[What is being asked] Leaving the pictures aside, repeat each line below exactly.

[Source data]
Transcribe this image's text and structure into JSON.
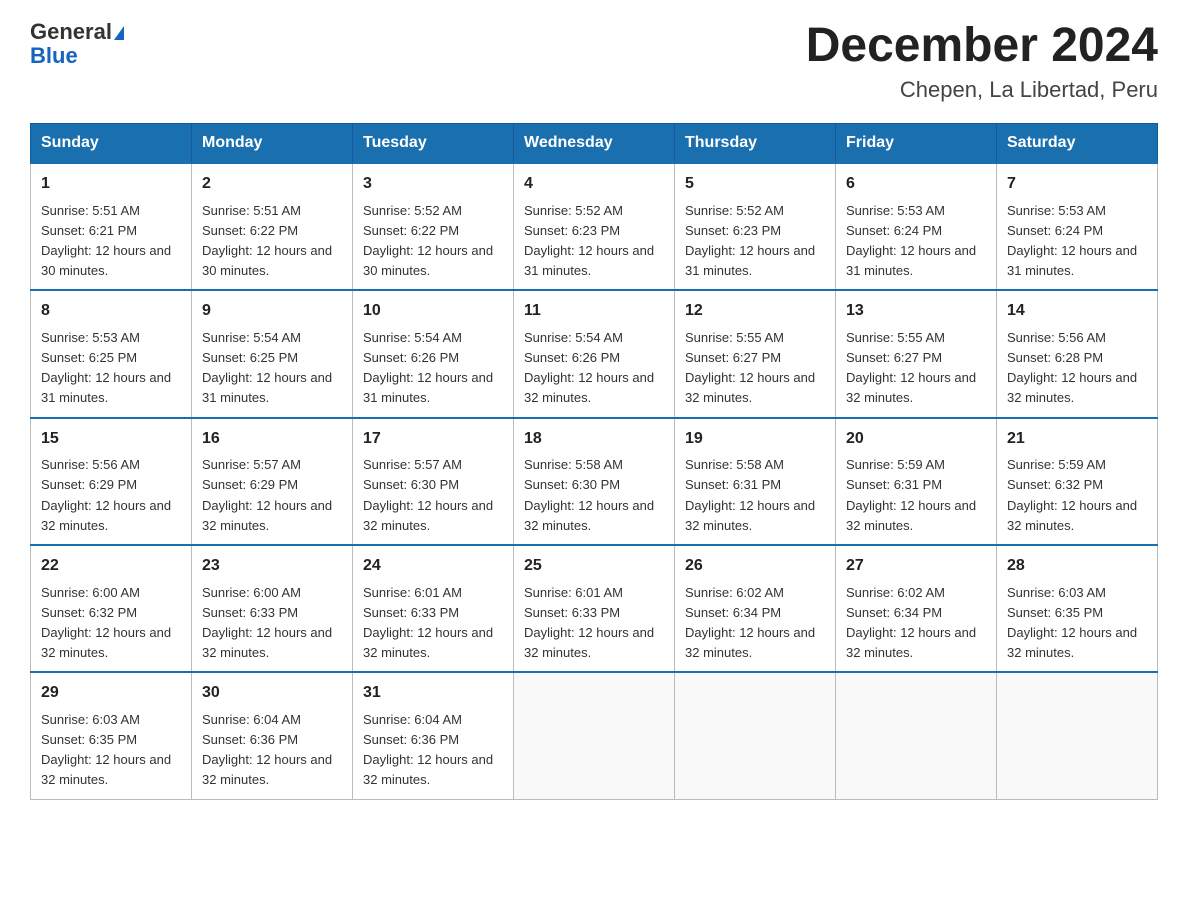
{
  "logo": {
    "line1": "General",
    "line2": "Blue"
  },
  "title": "December 2024",
  "subtitle": "Chepen, La Libertad, Peru",
  "days_of_week": [
    "Sunday",
    "Monday",
    "Tuesday",
    "Wednesday",
    "Thursday",
    "Friday",
    "Saturday"
  ],
  "weeks": [
    [
      {
        "day": 1,
        "sunrise": "5:51 AM",
        "sunset": "6:21 PM",
        "daylight": "12 hours and 30 minutes."
      },
      {
        "day": 2,
        "sunrise": "5:51 AM",
        "sunset": "6:22 PM",
        "daylight": "12 hours and 30 minutes."
      },
      {
        "day": 3,
        "sunrise": "5:52 AM",
        "sunset": "6:22 PM",
        "daylight": "12 hours and 30 minutes."
      },
      {
        "day": 4,
        "sunrise": "5:52 AM",
        "sunset": "6:23 PM",
        "daylight": "12 hours and 31 minutes."
      },
      {
        "day": 5,
        "sunrise": "5:52 AM",
        "sunset": "6:23 PM",
        "daylight": "12 hours and 31 minutes."
      },
      {
        "day": 6,
        "sunrise": "5:53 AM",
        "sunset": "6:24 PM",
        "daylight": "12 hours and 31 minutes."
      },
      {
        "day": 7,
        "sunrise": "5:53 AM",
        "sunset": "6:24 PM",
        "daylight": "12 hours and 31 minutes."
      }
    ],
    [
      {
        "day": 8,
        "sunrise": "5:53 AM",
        "sunset": "6:25 PM",
        "daylight": "12 hours and 31 minutes."
      },
      {
        "day": 9,
        "sunrise": "5:54 AM",
        "sunset": "6:25 PM",
        "daylight": "12 hours and 31 minutes."
      },
      {
        "day": 10,
        "sunrise": "5:54 AM",
        "sunset": "6:26 PM",
        "daylight": "12 hours and 31 minutes."
      },
      {
        "day": 11,
        "sunrise": "5:54 AM",
        "sunset": "6:26 PM",
        "daylight": "12 hours and 32 minutes."
      },
      {
        "day": 12,
        "sunrise": "5:55 AM",
        "sunset": "6:27 PM",
        "daylight": "12 hours and 32 minutes."
      },
      {
        "day": 13,
        "sunrise": "5:55 AM",
        "sunset": "6:27 PM",
        "daylight": "12 hours and 32 minutes."
      },
      {
        "day": 14,
        "sunrise": "5:56 AM",
        "sunset": "6:28 PM",
        "daylight": "12 hours and 32 minutes."
      }
    ],
    [
      {
        "day": 15,
        "sunrise": "5:56 AM",
        "sunset": "6:29 PM",
        "daylight": "12 hours and 32 minutes."
      },
      {
        "day": 16,
        "sunrise": "5:57 AM",
        "sunset": "6:29 PM",
        "daylight": "12 hours and 32 minutes."
      },
      {
        "day": 17,
        "sunrise": "5:57 AM",
        "sunset": "6:30 PM",
        "daylight": "12 hours and 32 minutes."
      },
      {
        "day": 18,
        "sunrise": "5:58 AM",
        "sunset": "6:30 PM",
        "daylight": "12 hours and 32 minutes."
      },
      {
        "day": 19,
        "sunrise": "5:58 AM",
        "sunset": "6:31 PM",
        "daylight": "12 hours and 32 minutes."
      },
      {
        "day": 20,
        "sunrise": "5:59 AM",
        "sunset": "6:31 PM",
        "daylight": "12 hours and 32 minutes."
      },
      {
        "day": 21,
        "sunrise": "5:59 AM",
        "sunset": "6:32 PM",
        "daylight": "12 hours and 32 minutes."
      }
    ],
    [
      {
        "day": 22,
        "sunrise": "6:00 AM",
        "sunset": "6:32 PM",
        "daylight": "12 hours and 32 minutes."
      },
      {
        "day": 23,
        "sunrise": "6:00 AM",
        "sunset": "6:33 PM",
        "daylight": "12 hours and 32 minutes."
      },
      {
        "day": 24,
        "sunrise": "6:01 AM",
        "sunset": "6:33 PM",
        "daylight": "12 hours and 32 minutes."
      },
      {
        "day": 25,
        "sunrise": "6:01 AM",
        "sunset": "6:33 PM",
        "daylight": "12 hours and 32 minutes."
      },
      {
        "day": 26,
        "sunrise": "6:02 AM",
        "sunset": "6:34 PM",
        "daylight": "12 hours and 32 minutes."
      },
      {
        "day": 27,
        "sunrise": "6:02 AM",
        "sunset": "6:34 PM",
        "daylight": "12 hours and 32 minutes."
      },
      {
        "day": 28,
        "sunrise": "6:03 AM",
        "sunset": "6:35 PM",
        "daylight": "12 hours and 32 minutes."
      }
    ],
    [
      {
        "day": 29,
        "sunrise": "6:03 AM",
        "sunset": "6:35 PM",
        "daylight": "12 hours and 32 minutes."
      },
      {
        "day": 30,
        "sunrise": "6:04 AM",
        "sunset": "6:36 PM",
        "daylight": "12 hours and 32 minutes."
      },
      {
        "day": 31,
        "sunrise": "6:04 AM",
        "sunset": "6:36 PM",
        "daylight": "12 hours and 32 minutes."
      },
      null,
      null,
      null,
      null
    ]
  ],
  "labels": {
    "sunrise": "Sunrise:",
    "sunset": "Sunset:",
    "daylight": "Daylight:"
  }
}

[Exercise result]
Transcribe this image's text and structure into JSON.
{
  "logo": {
    "line1": "General",
    "line2": "Blue"
  },
  "title": "December 2024",
  "subtitle": "Chepen, La Libertad, Peru",
  "days_of_week": [
    "Sunday",
    "Monday",
    "Tuesday",
    "Wednesday",
    "Thursday",
    "Friday",
    "Saturday"
  ],
  "weeks": [
    [
      {
        "day": 1,
        "sunrise": "5:51 AM",
        "sunset": "6:21 PM",
        "daylight": "12 hours and 30 minutes."
      },
      {
        "day": 2,
        "sunrise": "5:51 AM",
        "sunset": "6:22 PM",
        "daylight": "12 hours and 30 minutes."
      },
      {
        "day": 3,
        "sunrise": "5:52 AM",
        "sunset": "6:22 PM",
        "daylight": "12 hours and 30 minutes."
      },
      {
        "day": 4,
        "sunrise": "5:52 AM",
        "sunset": "6:23 PM",
        "daylight": "12 hours and 31 minutes."
      },
      {
        "day": 5,
        "sunrise": "5:52 AM",
        "sunset": "6:23 PM",
        "daylight": "12 hours and 31 minutes."
      },
      {
        "day": 6,
        "sunrise": "5:53 AM",
        "sunset": "6:24 PM",
        "daylight": "12 hours and 31 minutes."
      },
      {
        "day": 7,
        "sunrise": "5:53 AM",
        "sunset": "6:24 PM",
        "daylight": "12 hours and 31 minutes."
      }
    ],
    [
      {
        "day": 8,
        "sunrise": "5:53 AM",
        "sunset": "6:25 PM",
        "daylight": "12 hours and 31 minutes."
      },
      {
        "day": 9,
        "sunrise": "5:54 AM",
        "sunset": "6:25 PM",
        "daylight": "12 hours and 31 minutes."
      },
      {
        "day": 10,
        "sunrise": "5:54 AM",
        "sunset": "6:26 PM",
        "daylight": "12 hours and 31 minutes."
      },
      {
        "day": 11,
        "sunrise": "5:54 AM",
        "sunset": "6:26 PM",
        "daylight": "12 hours and 32 minutes."
      },
      {
        "day": 12,
        "sunrise": "5:55 AM",
        "sunset": "6:27 PM",
        "daylight": "12 hours and 32 minutes."
      },
      {
        "day": 13,
        "sunrise": "5:55 AM",
        "sunset": "6:27 PM",
        "daylight": "12 hours and 32 minutes."
      },
      {
        "day": 14,
        "sunrise": "5:56 AM",
        "sunset": "6:28 PM",
        "daylight": "12 hours and 32 minutes."
      }
    ],
    [
      {
        "day": 15,
        "sunrise": "5:56 AM",
        "sunset": "6:29 PM",
        "daylight": "12 hours and 32 minutes."
      },
      {
        "day": 16,
        "sunrise": "5:57 AM",
        "sunset": "6:29 PM",
        "daylight": "12 hours and 32 minutes."
      },
      {
        "day": 17,
        "sunrise": "5:57 AM",
        "sunset": "6:30 PM",
        "daylight": "12 hours and 32 minutes."
      },
      {
        "day": 18,
        "sunrise": "5:58 AM",
        "sunset": "6:30 PM",
        "daylight": "12 hours and 32 minutes."
      },
      {
        "day": 19,
        "sunrise": "5:58 AM",
        "sunset": "6:31 PM",
        "daylight": "12 hours and 32 minutes."
      },
      {
        "day": 20,
        "sunrise": "5:59 AM",
        "sunset": "6:31 PM",
        "daylight": "12 hours and 32 minutes."
      },
      {
        "day": 21,
        "sunrise": "5:59 AM",
        "sunset": "6:32 PM",
        "daylight": "12 hours and 32 minutes."
      }
    ],
    [
      {
        "day": 22,
        "sunrise": "6:00 AM",
        "sunset": "6:32 PM",
        "daylight": "12 hours and 32 minutes."
      },
      {
        "day": 23,
        "sunrise": "6:00 AM",
        "sunset": "6:33 PM",
        "daylight": "12 hours and 32 minutes."
      },
      {
        "day": 24,
        "sunrise": "6:01 AM",
        "sunset": "6:33 PM",
        "daylight": "12 hours and 32 minutes."
      },
      {
        "day": 25,
        "sunrise": "6:01 AM",
        "sunset": "6:33 PM",
        "daylight": "12 hours and 32 minutes."
      },
      {
        "day": 26,
        "sunrise": "6:02 AM",
        "sunset": "6:34 PM",
        "daylight": "12 hours and 32 minutes."
      },
      {
        "day": 27,
        "sunrise": "6:02 AM",
        "sunset": "6:34 PM",
        "daylight": "12 hours and 32 minutes."
      },
      {
        "day": 28,
        "sunrise": "6:03 AM",
        "sunset": "6:35 PM",
        "daylight": "12 hours and 32 minutes."
      }
    ],
    [
      {
        "day": 29,
        "sunrise": "6:03 AM",
        "sunset": "6:35 PM",
        "daylight": "12 hours and 32 minutes."
      },
      {
        "day": 30,
        "sunrise": "6:04 AM",
        "sunset": "6:36 PM",
        "daylight": "12 hours and 32 minutes."
      },
      {
        "day": 31,
        "sunrise": "6:04 AM",
        "sunset": "6:36 PM",
        "daylight": "12 hours and 32 minutes."
      },
      null,
      null,
      null,
      null
    ]
  ],
  "labels": {
    "sunrise": "Sunrise:",
    "sunset": "Sunset:",
    "daylight": "Daylight:"
  }
}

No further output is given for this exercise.